Jack nears her long desired revenge while her sister Katie come to terms with what her sister has become in Shanghai Red #5.
Writer: Christopher Sebela
Art & Colors: Joshua Hixson
Letters: Hassan Otsmane-Elhaou
Publisher: Image Comics
Release Date: October 31, 2018
Previously in Shanghai Red: Stolen off the streets and forced to work a sailing ship, Molly lost everything in her life, even her name, as she transformed into Jack, burning with revenge for the man who sold her into sea-going slavery, Bunco Kelly. Now, cornered by the police and fighting a rebellion within, can Jack gain the revenge she believes she so richly deserves?
TO THE BITTER END
And so we reach the last issue of Shanghai Red. Holed up in a brothel, Jack (aka Molly) prepares herself to confront and kill, Bunco Kelly, a powerful member of the underworld who was instrumental in shanghaiing Jack onto a sailing ship and in the process losing her mother. Tensions rise in the brothel as the working girls discuss how the owner is using them to face down a regiment of police outside, who are preparing to storm the building in search of Jack. After a confrontation with her sister, Katie, Jack escapes via the sewers and her confrontation with Kelly begins.
Those who have stuck with Shanghai Red through its run should feel a great deal of satisfaction at the way writer Christopher Sebela concludes this story. Tales of bloody revenge often end in a welter of blood, with plenty of high stakes action in the lead-up. Shanghai Red #5 has plenty of that, but it also has a surprising amount of heart.
The key section of the issue is the confrontation between Kate and Jack. Jack once went by the name Molly, but after being forced onto the ship, her dire circumstances meant she had to sacrifice all that was good in Molly, to enable Jack to survive. As Jack says in response to Molly’s question about where her sister is, ‘She died out there on the ocean. First, because she had to. Then because I wanted her to.’
Sebela gives the reader a good handle on what Jack has sacrificed in her search for revenge. As much as that has been painful to watch, the pain that Katie has suffered, the desire to get her sister back in one piece, is starkly rendered in Shanghai Red #5. Jack has pushed her back repeatedly, when Molly, despite her best instincts, only wants to help. Again, this key scene demonstrates her putting aside her misgivings to help Jack prepare to face Kelly, and then later when she leads the prostitutes outside in a confrontation against the police. Jack’s revenge, it turns out, is as much Katie’s as well.
BLOOD ON THE WATER
As I mentioned in my review of issue #4, Joshua Hixson’s artwork and coloring add immeasurably to the enjoyment of the story. On every page, apt for a revenge tale, red is the key color. Whether washed out or bold, it infects every interaction and supports the revenge narrative taking place. The panels are ‘busy’ in the sense that they give the story its momentum as Jack’s quest for revenge barrels to its completion.
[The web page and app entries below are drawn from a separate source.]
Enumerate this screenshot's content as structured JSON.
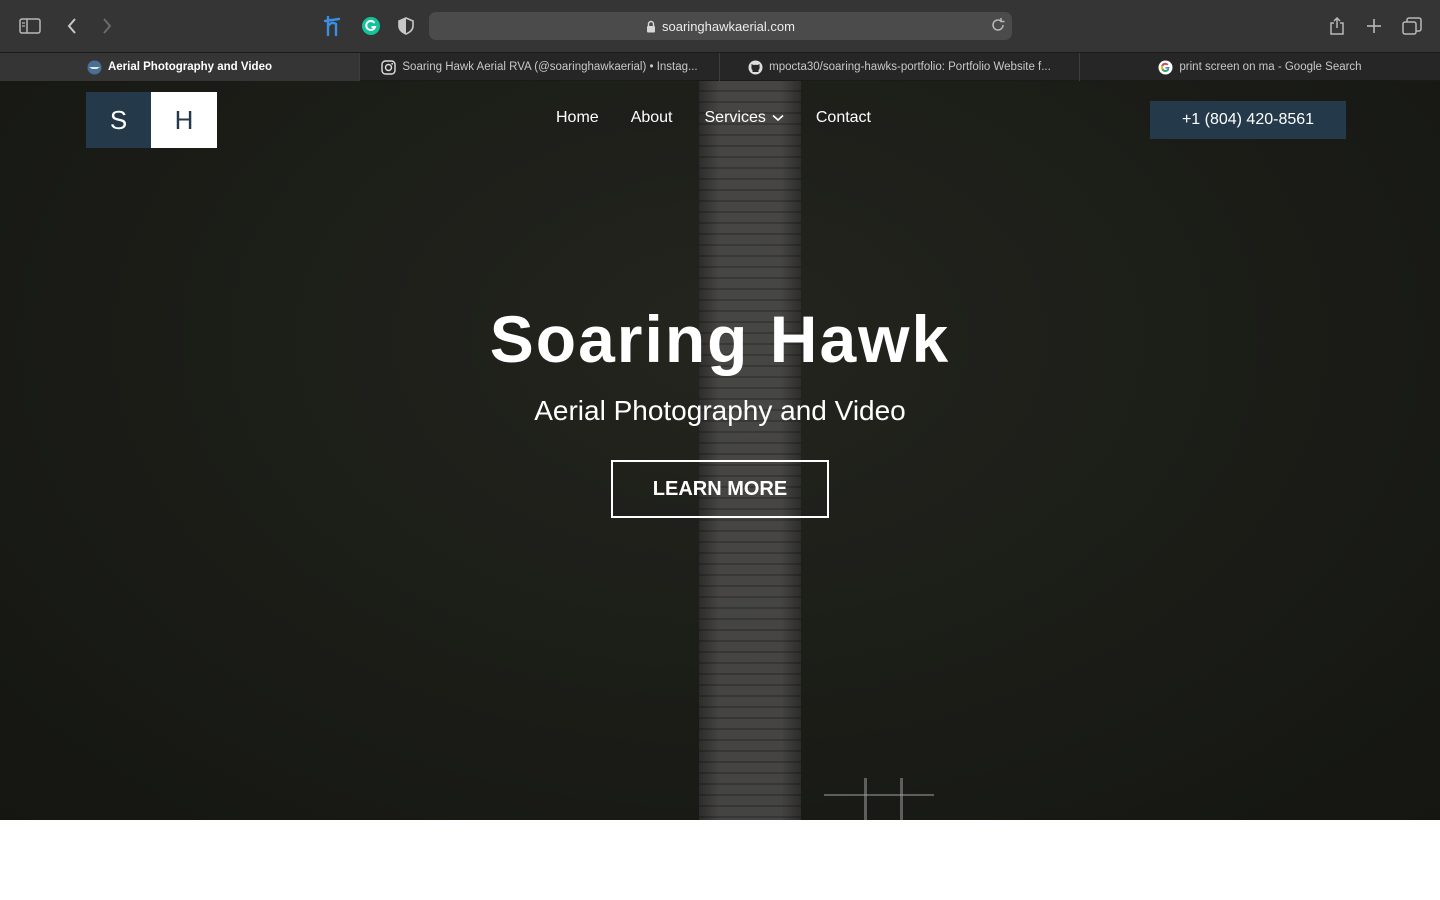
{
  "browser": {
    "url": "soaringhawkaerial.com",
    "tabs": [
      {
        "label": "Aerial Photography and Video",
        "active": true,
        "icon": "site-favicon"
      },
      {
        "label": "Soaring Hawk Aerial RVA (@soaringhawkaerial) • Instag...",
        "active": false,
        "icon": "instagram-icon"
      },
      {
        "label": "mpocta30/soaring-hawks-portfolio: Portfolio Website f...",
        "active": false,
        "icon": "github-icon"
      },
      {
        "label": "print screen on ma - Google Search",
        "active": false,
        "icon": "google-icon"
      }
    ]
  },
  "site": {
    "logo": {
      "left": "S",
      "right": "H"
    },
    "nav": [
      {
        "label": "Home"
      },
      {
        "label": "About"
      },
      {
        "label": "Services",
        "has_dropdown": true
      },
      {
        "label": "Contact"
      }
    ],
    "phone": "+1 (804) 420-8561",
    "hero": {
      "title": "Soaring Hawk",
      "subtitle": "Aerial Photography and Video",
      "cta": "LEARN MORE"
    }
  },
  "colors": {
    "brand": "#243a4b",
    "chrome": "#353535",
    "tabstrip": "#262626"
  }
}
Most striking, for me, is the excellent use of shadow, not only to define character’s features, but also the dark moral landscape that Jack is prepared to navigate to seek what she believes is rightfully hers.
BOTTOM LINE – RICH AND COMPELLING
Shanghai Red #5 is a satisfying conclusion to a very good evocation of an era lost to history. Revenge stories dealing with male protagonists are everywhere, from the Death Wish movies of the 70s and 80s to books like Testament, by David Morrell. While female protagonists in search of revenge aren’t new, Jack’s depiction here is nuanced, with the costs laid out for the reader. This is a violent story, told with a measure of restraint the subject matter occasionally lacks. It is also, in its depiction of two sisters coming to terms with what has been done, not merely a tale of bloody revenge, but an examination of family under enormous stress.
Shanghai Red #5
Sebela’s writing and Hixson’s art crash together in this vital, heart-aching tale of revenge in Shanghai Red #5